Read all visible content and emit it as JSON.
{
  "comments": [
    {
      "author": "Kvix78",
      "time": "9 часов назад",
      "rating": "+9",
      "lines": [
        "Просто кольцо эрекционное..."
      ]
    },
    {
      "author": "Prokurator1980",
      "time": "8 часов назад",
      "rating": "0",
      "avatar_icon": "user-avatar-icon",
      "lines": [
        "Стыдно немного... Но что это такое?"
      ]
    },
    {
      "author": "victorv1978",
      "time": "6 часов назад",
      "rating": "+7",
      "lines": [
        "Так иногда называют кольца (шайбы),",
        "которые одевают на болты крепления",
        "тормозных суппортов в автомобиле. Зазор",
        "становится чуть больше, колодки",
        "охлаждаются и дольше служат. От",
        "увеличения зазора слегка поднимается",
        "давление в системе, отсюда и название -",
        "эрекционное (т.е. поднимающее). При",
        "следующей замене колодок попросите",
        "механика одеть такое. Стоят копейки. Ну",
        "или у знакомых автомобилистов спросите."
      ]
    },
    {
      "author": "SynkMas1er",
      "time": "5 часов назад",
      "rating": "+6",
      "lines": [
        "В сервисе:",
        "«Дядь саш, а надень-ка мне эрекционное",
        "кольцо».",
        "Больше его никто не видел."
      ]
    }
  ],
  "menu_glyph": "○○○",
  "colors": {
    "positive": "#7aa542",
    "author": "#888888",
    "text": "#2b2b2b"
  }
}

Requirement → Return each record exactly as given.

Written response →
Read all visible content and emit it as JSON.
{
  "comments": [
    {
      "author": "Kvix78",
      "time": "9 часов назад",
      "rating": "+9",
      "lines": [
        "Просто кольцо эрекционное..."
      ]
    },
    {
      "author": "Prokurator1980",
      "time": "8 часов назад",
      "rating": "0",
      "avatar_icon": "user-avatar-icon",
      "lines": [
        "Стыдно немного... Но что это такое?"
      ]
    },
    {
      "author": "victorv1978",
      "time": "6 часов назад",
      "rating": "+7",
      "lines": [
        "Так иногда называют кольца (шайбы),",
        "которые одевают на болты крепления",
        "тормозных суппортов в автомобиле. Зазор",
        "становится чуть больше, колодки",
        "охлаждаются и дольше служат. От",
        "увеличения зазора слегка поднимается",
        "давление в системе, отсюда и название -",
        "эрекционное (т.е. поднимающее). При",
        "следующей замене колодок попросите",
        "механика одеть такое. Стоят копейки. Ну",
        "или у знакомых автомобилистов спросите."
      ]
    },
    {
      "author": "SynkMas1er",
      "time": "5 часов назад",
      "rating": "+6",
      "lines": [
        "В сервисе:",
        "«Дядь саш, а надень-ка мне эрекционное",
        "кольцо».",
        "Больше его никто не видел."
      ]
    }
  ],
  "menu_glyph": "○○○",
  "colors": {
    "positive": "#7aa542",
    "author": "#888888",
    "text": "#2b2b2b"
  }
}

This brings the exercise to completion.